Interface dataset entries
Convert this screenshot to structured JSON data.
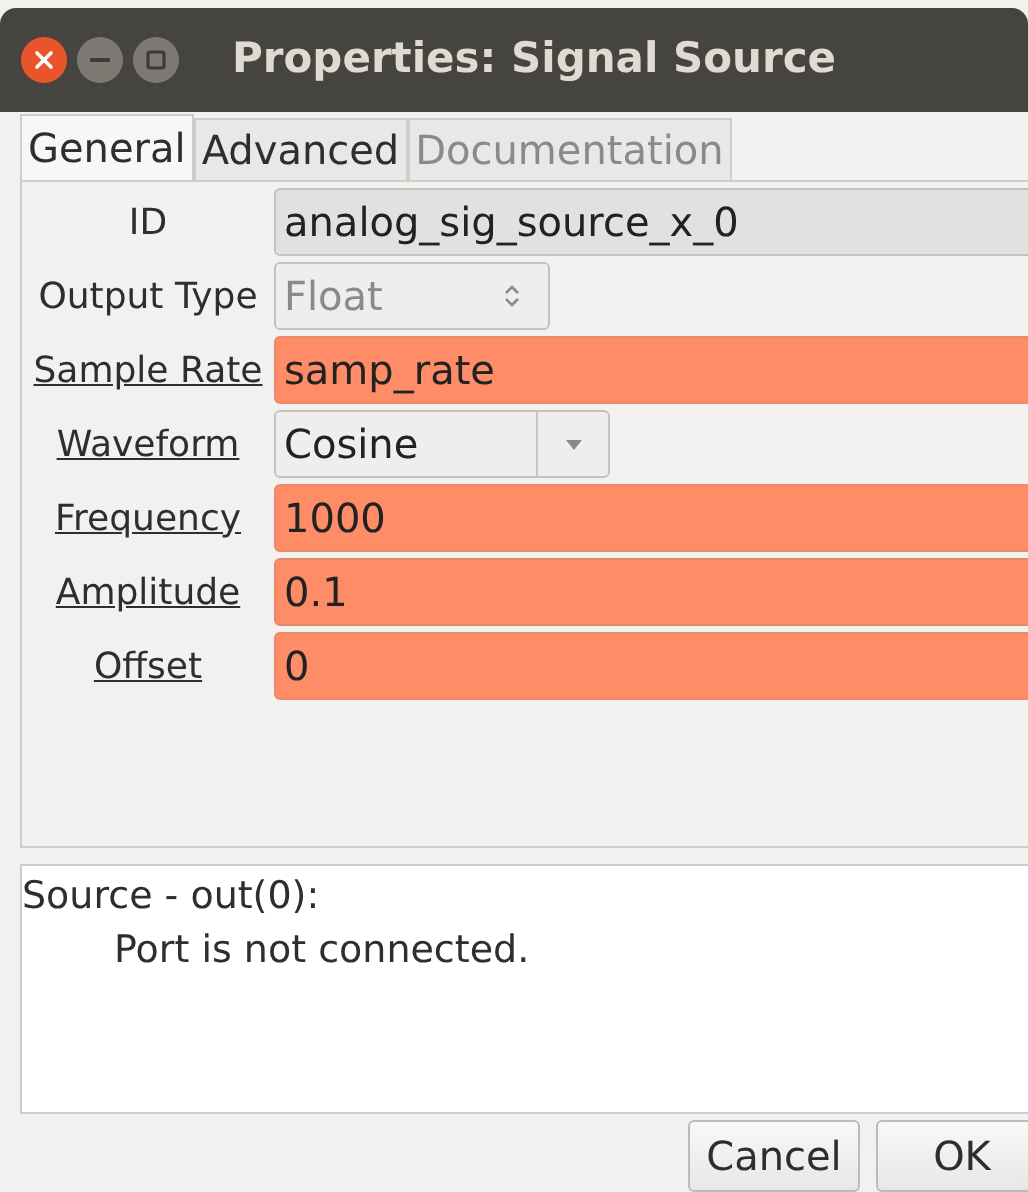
{
  "window": {
    "title": "Properties: Signal Source"
  },
  "tabs": [
    {
      "label": "General",
      "selected": true,
      "disabled": false
    },
    {
      "label": "Advanced",
      "selected": false,
      "disabled": false
    },
    {
      "label": "Documentation",
      "selected": false,
      "disabled": true
    }
  ],
  "params": [
    {
      "kind": "readonly",
      "label": "ID",
      "value": "analog_sig_source_x_0",
      "underlined": false,
      "dimmed": false
    },
    {
      "kind": "spinner",
      "label": "Output Type",
      "value": "Float",
      "underlined": false,
      "dimmed": true
    },
    {
      "kind": "entry",
      "label": "Sample Rate",
      "value": "samp_rate",
      "underlined": true,
      "invalid": true,
      "dimmed": false
    },
    {
      "kind": "dropdown",
      "label": "Waveform",
      "value": "Cosine",
      "underlined": true,
      "dimmed": false
    },
    {
      "kind": "entry",
      "label": "Frequency",
      "value": "1000",
      "underlined": true,
      "invalid": true,
      "dimmed": false
    },
    {
      "kind": "entry",
      "label": "Amplitude",
      "value": "0.1",
      "underlined": true,
      "invalid": true,
      "dimmed": false
    },
    {
      "kind": "entry",
      "label": "Offset",
      "value": "0",
      "underlined": true,
      "invalid": true,
      "dimmed": false
    }
  ],
  "messages": [
    "Source - out(0):",
    "Port is not connected."
  ],
  "buttons": [
    "Cancel",
    "OK"
  ]
}
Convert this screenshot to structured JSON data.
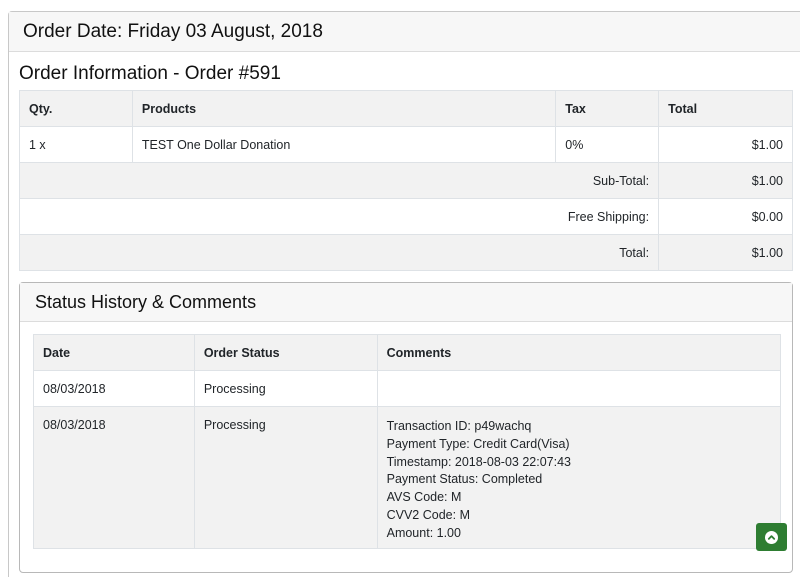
{
  "page": {
    "order_date_heading": "Order Date: Friday 03 August, 2018",
    "order_info_title": "Order Information - Order #591"
  },
  "order_table": {
    "headers": {
      "qty": "Qty.",
      "products": "Products",
      "tax": "Tax",
      "total": "Total"
    },
    "items": [
      {
        "qty": "1 x",
        "product": "TEST One Dollar Donation",
        "tax": "0%",
        "total": "$1.00"
      }
    ],
    "totals": [
      {
        "label": "Sub-Total:",
        "value": "$1.00"
      },
      {
        "label": "Free Shipping:",
        "value": "$0.00"
      },
      {
        "label": "Total:",
        "value": "$1.00"
      }
    ]
  },
  "status_history": {
    "title": "Status History & Comments",
    "headers": {
      "date": "Date",
      "status": "Order Status",
      "comments": "Comments"
    },
    "rows": [
      {
        "date": "08/03/2018",
        "status": "Processing",
        "comments": []
      },
      {
        "date": "08/03/2018",
        "status": "Processing",
        "comments": [
          "Transaction ID: p49wachq",
          "Payment Type: Credit Card(Visa)",
          "Timestamp: 2018-08-03 22:07:43",
          "Payment Status: Completed",
          "AVS Code: M",
          "CVV2 Code: M",
          "Amount: 1.00"
        ]
      }
    ]
  },
  "colors": {
    "scroll_button": "#2e7d32",
    "header_bg": "#f7f7f7",
    "row_shade": "#f2f2f2"
  },
  "icons": {
    "scroll_top": "chevron-up-circle-icon"
  }
}
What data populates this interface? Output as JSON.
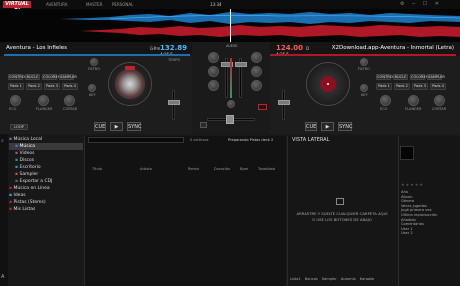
{
  "app": {
    "logo": "VIRTUAL DJ",
    "user": "AVENTURA",
    "mode": "MASTER",
    "view": "PERSONAL",
    "clock": "13:34",
    "accent": "#c0232e"
  },
  "deck_left": {
    "title": "Aventura - Los Infieles",
    "bpm": "132.89",
    "pitch": "+0.0%",
    "time": "4:16.5",
    "key": "G#m",
    "pads": [
      "Pads 1",
      "Pads 2",
      "Pads 3",
      "Pads 4"
    ],
    "controls": [
      "CONTROLES",
      "BUCLE",
      "COLORES",
      "SAMPLER"
    ],
    "loop_labels": [
      "LOOP",
      "1/2",
      "1",
      "2",
      "4",
      "8",
      "16",
      "32"
    ],
    "transport": [
      "CUE",
      "PLAY",
      "SYNC"
    ],
    "filter_label": "FILTRO",
    "key_label": "KEY",
    "fx_labels": [
      "ECO",
      "FLANGER",
      "CORTAR"
    ],
    "tempo_label": "TEMPO"
  },
  "deck_right": {
    "title": "X2Download.app-Aventura - Inmortal (Letra)",
    "bpm": "124.00",
    "pitch": "+0.0%",
    "time": "4:16.5",
    "key": "D",
    "pads": [
      "Pads 1",
      "Pads 2",
      "Pads 3",
      "Pads 4"
    ],
    "controls": [
      "CONTROLES",
      "BUCLE",
      "COLORES",
      "SAMPLER"
    ],
    "transport": [
      "CUE",
      "PLAY",
      "SYNC"
    ],
    "filter_label": "FILTRO",
    "key_label": "KEY",
    "fx_labels": [
      "ECO",
      "FLANGER",
      "CORTAR"
    ]
  },
  "mixer": {
    "title": "AUDIO",
    "labels": [
      "AGUDOS",
      "MEDIOS",
      "GRAVES",
      "FILTRO",
      "GANANCIA",
      "MICROFONO",
      "MASTER",
      "AURICULAR"
    ]
  },
  "browser": {
    "tree": [
      {
        "label": "Música Local",
        "icon": "folder-icon",
        "color": "#3b7fd0"
      },
      {
        "label": "Música",
        "icon": "music-icon",
        "color": "#3b7fd0",
        "selected": true
      },
      {
        "label": "Videos",
        "icon": "video-icon",
        "color": "#8a56c2"
      },
      {
        "label": "Discos",
        "icon": "disc-icon",
        "color": "#2b9b6a"
      },
      {
        "label": "Escritorio",
        "icon": "desktop-icon",
        "color": "#2f8fd8"
      },
      {
        "label": "Sampler",
        "icon": "sampler-icon",
        "color": "#c05a2a"
      },
      {
        "label": "Exportar a CDJ",
        "icon": "export-icon",
        "color": "#666"
      },
      {
        "label": "Música en Línea",
        "icon": "online-icon",
        "color": "#c0232e"
      },
      {
        "label": "Ideas",
        "icon": "ideas-icon",
        "color": "#3aa3d8"
      },
      {
        "label": "Pistas (Stems)",
        "icon": "stems-icon",
        "color": "#c0232e"
      },
      {
        "label": "Mis Listas",
        "icon": "list-icon",
        "color": "#c0232e"
      }
    ],
    "search_placeholder": "",
    "file_count": "0 archivos",
    "prepare_label": "Preparando Pistas deck 2",
    "columns": [
      "Título",
      "Artista",
      "Remix",
      "Duración",
      "Bpm",
      "Tonalidad"
    ],
    "side_title": "VISTA LATERAL",
    "side_msg1": "ARRASTRE Y SUELTE CUALQUIER CARPETA AQUÍ",
    "side_msg2": "O USE LOS BOTONES DE ABAJO",
    "side_tabs": [
      "Lista1",
      "Bancos",
      "Sampler",
      "Automix",
      "Karaoke"
    ]
  },
  "info": {
    "fields": [
      "Año",
      "Álbum",
      "Género",
      "Veces jugadas",
      "Jugó primera vez",
      "Última reproducción",
      "Añadido",
      "Comentarios",
      "User 1",
      "User 2"
    ]
  }
}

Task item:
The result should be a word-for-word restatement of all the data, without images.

Answer space:
Convert this screenshot to structured JSON data.
{
  "window": {
    "title": "Properties: Signal Source"
  },
  "tabs": [
    {
      "label": "General",
      "selected": true,
      "disabled": false
    },
    {
      "label": "Advanced",
      "selected": false,
      "disabled": false
    },
    {
      "label": "Documentation",
      "selected": false,
      "disabled": true
    }
  ],
  "params": [
    {
      "kind": "readonly",
      "label": "ID",
      "value": "analog_sig_source_x_0",
      "underlined": false,
      "dimmed": false
    },
    {
      "kind": "spinner",
      "label": "Output Type",
      "value": "Float",
      "underlined": false,
      "dimmed": true
    },
    {
      "kind": "entry",
      "label": "Sample Rate",
      "value": "samp_rate",
      "underlined": true,
      "invalid": true,
      "dimmed": false
    },
    {
      "kind": "dropdown",
      "label": "Waveform",
      "value": "Cosine",
      "underlined": true,
      "dimmed": false
    },
    {
      "kind": "entry",
      "label": "Frequency",
      "value": "1000",
      "underlined": true,
      "invalid": true,
      "dimmed": false
    },
    {
      "kind": "entry",
      "label": "Amplitude",
      "value": "0.1",
      "underlined": true,
      "invalid": true,
      "dimmed": false
    },
    {
      "kind": "entry",
      "label": "Offset",
      "value": "0",
      "underlined": true,
      "invalid": true,
      "dimmed": false
    }
  ],
  "messages": [
    "Source - out(0):",
    "Port is not connected."
  ],
  "buttons": [
    "Cancel",
    "OK"
  ]
}
Convert this screenshot to structured JSON data.
{
  "page": {
    "order_date_heading": "Order Date: Friday 03 August, 2018",
    "order_info_title": "Order Information - Order #591"
  },
  "order_table": {
    "headers": {
      "qty": "Qty.",
      "products": "Products",
      "tax": "Tax",
      "total": "Total"
    },
    "items": [
      {
        "qty": "1 x",
        "product": "TEST One Dollar Donation",
        "tax": "0%",
        "total": "$1.00"
      }
    ],
    "totals": [
      {
        "label": "Sub-Total:",
        "value": "$1.00"
      },
      {
        "label": "Free Shipping:",
        "value": "$0.00"
      },
      {
        "label": "Total:",
        "value": "$1.00"
      }
    ]
  },
  "status_history": {
    "title": "Status History & Comments",
    "headers": {
      "date": "Date",
      "status": "Order Status",
      "comments": "Comments"
    },
    "rows": [
      {
        "date": "08/03/2018",
        "status": "Processing",
        "comments": []
      },
      {
        "date": "08/03/2018",
        "status": "Processing",
        "comments": [
          "Transaction ID: p49wachq",
          "Payment Type: Credit Card(Visa)",
          "Timestamp: 2018-08-03 22:07:43",
          "Payment Status: Completed",
          "AVS Code: M",
          "CVV2 Code: M",
          "Amount: 1.00"
        ]
      }
    ]
  },
  "colors": {
    "scroll_button": "#2e7d32",
    "header_bg": "#f7f7f7",
    "row_shade": "#f2f2f2"
  },
  "icons": {
    "scroll_top": "chevron-up-circle-icon"
  }
}
What data populates this interface? Output as JSON.
{
  "app": {
    "logo": "VIRTUAL DJ",
    "user": "AVENTURA",
    "mode": "MASTER",
    "view": "PERSONAL",
    "clock": "13:34",
    "accent": "#c0232e"
  },
  "deck_left": {
    "title": "Aventura - Los Infieles",
    "bpm": "132.89",
    "pitch": "+0.0%",
    "time": "4:16.5",
    "key": "G#m",
    "pads": [
      "Pads 1",
      "Pads 2",
      "Pads 3",
      "Pads 4"
    ],
    "controls": [
      "CONTROLES",
      "BUCLE",
      "COLORES",
      "SAMPLER"
    ],
    "loop_labels": [
      "LOOP",
      "1/2",
      "1",
      "2",
      "4",
      "8",
      "16",
      "32"
    ],
    "transport": [
      "CUE",
      "PLAY",
      "SYNC"
    ],
    "filter_label": "FILTRO",
    "key_label": "KEY",
    "fx_labels": [
      "ECO",
      "FLANGER",
      "CORTAR"
    ],
    "tempo_label": "TEMPO"
  },
  "deck_right": {
    "title": "X2Download.app-Aventura - Inmortal (Letra)",
    "bpm": "124.00",
    "pitch": "+0.0%",
    "time": "4:16.5",
    "key": "D",
    "pads": [
      "Pads 1",
      "Pads 2",
      "Pads 3",
      "Pads 4"
    ],
    "controls": [
      "CONTROLES",
      "BUCLE",
      "COLORES",
      "SAMPLER"
    ],
    "transport": [
      "CUE",
      "PLAY",
      "SYNC"
    ],
    "filter_label": "FILTRO",
    "key_label": "KEY",
    "fx_labels": [
      "ECO",
      "FLANGER",
      "CORTAR"
    ]
  },
  "mixer": {
    "title": "AUDIO",
    "labels": [
      "AGUDOS",
      "MEDIOS",
      "GRAVES",
      "FILTRO",
      "GANANCIA",
      "MICROFONO",
      "MASTER",
      "AURICULAR"
    ]
  },
  "browser": {
    "tree": [
      {
        "label": "Música Local",
        "icon": "folder-icon",
        "color": "#3b7fd0"
      },
      {
        "label": "Música",
        "icon": "music-icon",
        "color": "#3b7fd0",
        "selected": true
      },
      {
        "label": "Videos",
        "icon": "video-icon",
        "color": "#8a56c2"
      },
      {
        "label": "Discos",
        "icon": "disc-icon",
        "color": "#2b9b6a"
      },
      {
        "label": "Escritorio",
        "icon": "desktop-icon",
        "color": "#2f8fd8"
      },
      {
        "label": "Sampler",
        "icon": "sampler-icon",
        "color": "#c05a2a"
      },
      {
        "label": "Exportar a CDJ",
        "icon": "export-icon",
        "color": "#666"
      },
      {
        "label": "Música en Línea",
        "icon": "online-icon",
        "color": "#c0232e"
      },
      {
        "label": "Ideas",
        "icon": "ideas-icon",
        "color": "#3aa3d8"
      },
      {
        "label": "Pistas (Stems)",
        "icon": "stems-icon",
        "color": "#c0232e"
      },
      {
        "label": "Mis Listas",
        "icon": "list-icon",
        "color": "#c0232e"
      }
    ],
    "search_placeholder": "",
    "file_count": "0 archivos",
    "prepare_label": "Preparando Pistas deck 2",
    "columns": [
      "Título",
      "Artista",
      "Remix",
      "Duración",
      "Bpm",
      "Tonalidad"
    ],
    "side_title": "VISTA LATERAL",
    "side_msg1": "ARRASTRE Y SUELTE CUALQUIER CARPETA AQUÍ",
    "side_msg2": "O USE LOS BOTONES DE ABAJO",
    "side_tabs": [
      "Lista1",
      "Bancos",
      "Sampler",
      "Automix",
      "Karaoke"
    ]
  },
  "info": {
    "fields": [
      "Año",
      "Álbum",
      "Género",
      "Veces jugadas",
      "Jugó primera vez",
      "Última reproducción",
      "Añadido",
      "Comentarios",
      "User 1",
      "User 2"
    ]
  }
}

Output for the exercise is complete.